BRIEF:
Take from the material every line containing the string "true" and copy it.

DATASET EXTRACT:
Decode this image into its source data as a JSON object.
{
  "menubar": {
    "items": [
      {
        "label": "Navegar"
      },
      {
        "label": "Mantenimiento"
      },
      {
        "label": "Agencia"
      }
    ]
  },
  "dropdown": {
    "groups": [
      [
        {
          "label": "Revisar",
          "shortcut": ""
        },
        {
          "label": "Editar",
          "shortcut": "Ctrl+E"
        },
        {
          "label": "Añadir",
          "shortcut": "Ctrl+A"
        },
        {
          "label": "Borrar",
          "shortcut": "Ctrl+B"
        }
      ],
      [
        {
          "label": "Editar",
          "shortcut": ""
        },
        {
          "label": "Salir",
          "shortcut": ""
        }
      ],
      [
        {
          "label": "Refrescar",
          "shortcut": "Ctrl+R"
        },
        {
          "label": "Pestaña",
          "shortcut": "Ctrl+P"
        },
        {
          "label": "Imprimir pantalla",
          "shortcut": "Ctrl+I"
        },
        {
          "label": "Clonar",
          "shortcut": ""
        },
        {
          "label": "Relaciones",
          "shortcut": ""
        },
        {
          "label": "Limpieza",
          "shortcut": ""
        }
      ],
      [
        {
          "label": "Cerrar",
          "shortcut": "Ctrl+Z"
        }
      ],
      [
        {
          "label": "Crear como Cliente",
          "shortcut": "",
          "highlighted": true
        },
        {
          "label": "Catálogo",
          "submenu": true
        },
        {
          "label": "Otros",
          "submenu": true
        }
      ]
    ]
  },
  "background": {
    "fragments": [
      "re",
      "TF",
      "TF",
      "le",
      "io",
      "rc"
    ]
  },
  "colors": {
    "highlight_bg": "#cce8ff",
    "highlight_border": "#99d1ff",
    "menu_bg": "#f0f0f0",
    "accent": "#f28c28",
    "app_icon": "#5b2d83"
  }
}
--
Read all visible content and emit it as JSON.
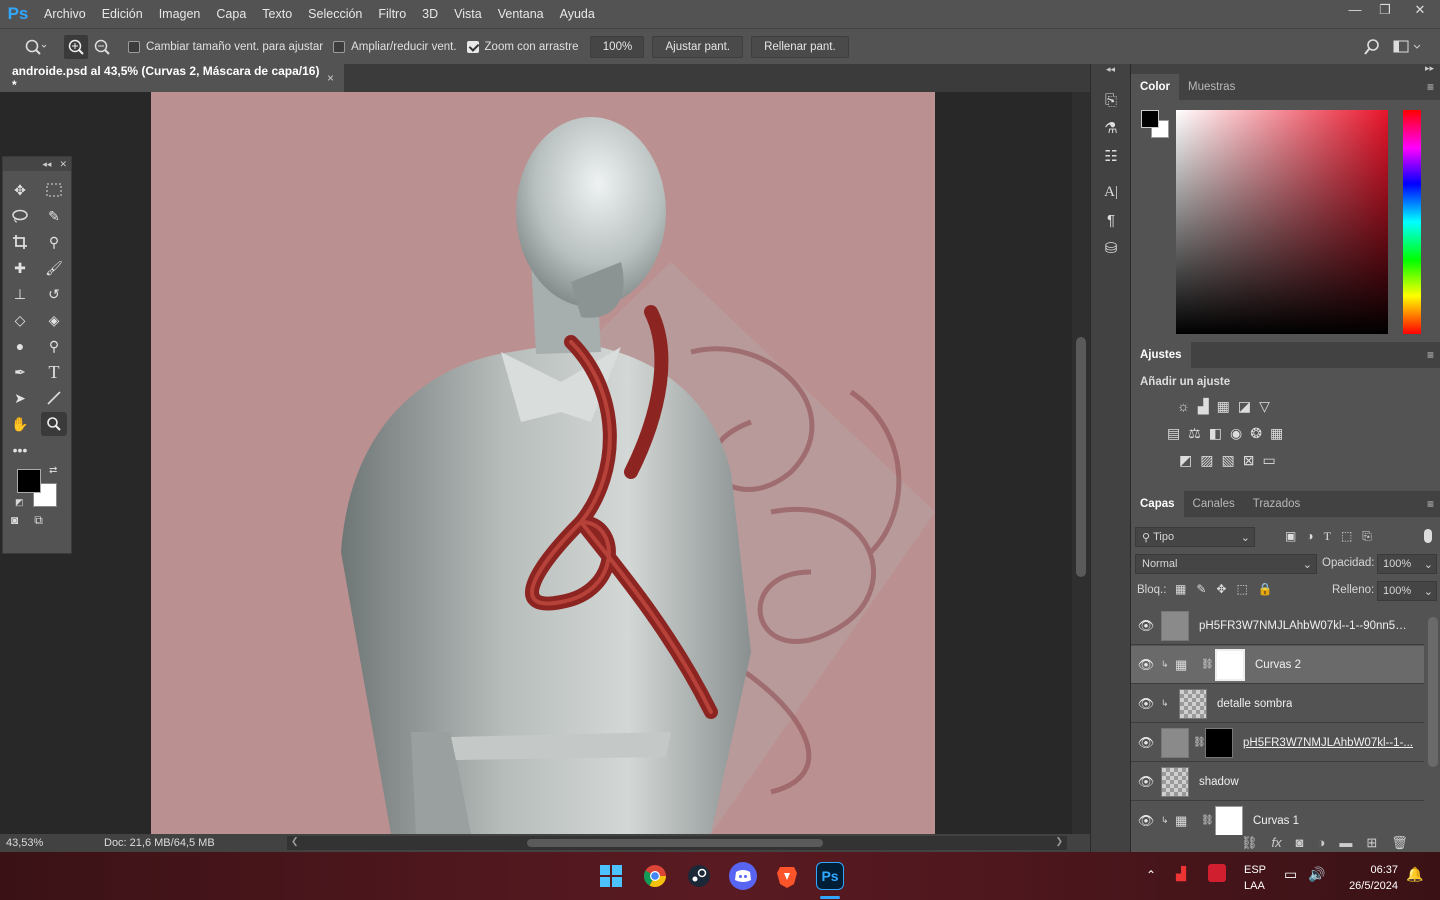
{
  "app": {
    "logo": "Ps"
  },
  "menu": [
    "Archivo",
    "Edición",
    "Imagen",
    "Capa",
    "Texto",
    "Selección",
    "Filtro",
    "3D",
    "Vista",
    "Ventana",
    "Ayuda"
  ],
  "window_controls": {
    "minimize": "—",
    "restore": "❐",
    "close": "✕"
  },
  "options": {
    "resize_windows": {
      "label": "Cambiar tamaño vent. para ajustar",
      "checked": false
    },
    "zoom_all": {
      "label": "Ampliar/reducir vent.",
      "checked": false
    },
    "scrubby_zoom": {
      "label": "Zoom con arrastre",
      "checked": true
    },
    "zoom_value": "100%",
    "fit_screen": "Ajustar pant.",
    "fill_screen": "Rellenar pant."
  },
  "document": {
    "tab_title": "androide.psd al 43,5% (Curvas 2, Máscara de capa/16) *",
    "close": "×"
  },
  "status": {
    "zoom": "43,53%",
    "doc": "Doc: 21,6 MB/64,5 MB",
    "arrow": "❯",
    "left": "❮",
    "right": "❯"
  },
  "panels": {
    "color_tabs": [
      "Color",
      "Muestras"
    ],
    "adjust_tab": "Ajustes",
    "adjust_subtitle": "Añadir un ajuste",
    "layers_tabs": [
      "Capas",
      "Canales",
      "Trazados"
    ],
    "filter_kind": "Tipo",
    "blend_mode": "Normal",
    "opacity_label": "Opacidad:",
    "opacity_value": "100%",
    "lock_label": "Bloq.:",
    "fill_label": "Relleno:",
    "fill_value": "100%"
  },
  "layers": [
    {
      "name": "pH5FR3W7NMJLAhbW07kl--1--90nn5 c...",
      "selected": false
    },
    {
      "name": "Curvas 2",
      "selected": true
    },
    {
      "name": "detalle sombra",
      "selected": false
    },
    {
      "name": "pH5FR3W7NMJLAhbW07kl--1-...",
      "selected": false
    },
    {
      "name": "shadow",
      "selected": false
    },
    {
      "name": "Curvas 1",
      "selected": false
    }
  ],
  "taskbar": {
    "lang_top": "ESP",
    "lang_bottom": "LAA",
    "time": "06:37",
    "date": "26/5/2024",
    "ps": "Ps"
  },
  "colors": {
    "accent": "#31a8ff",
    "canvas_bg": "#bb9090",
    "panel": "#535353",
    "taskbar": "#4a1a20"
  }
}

EXERCISE RESULT:
          "highlighted": true
          "submenu": true
          "submenu": true
      "checked": true
      "selected": true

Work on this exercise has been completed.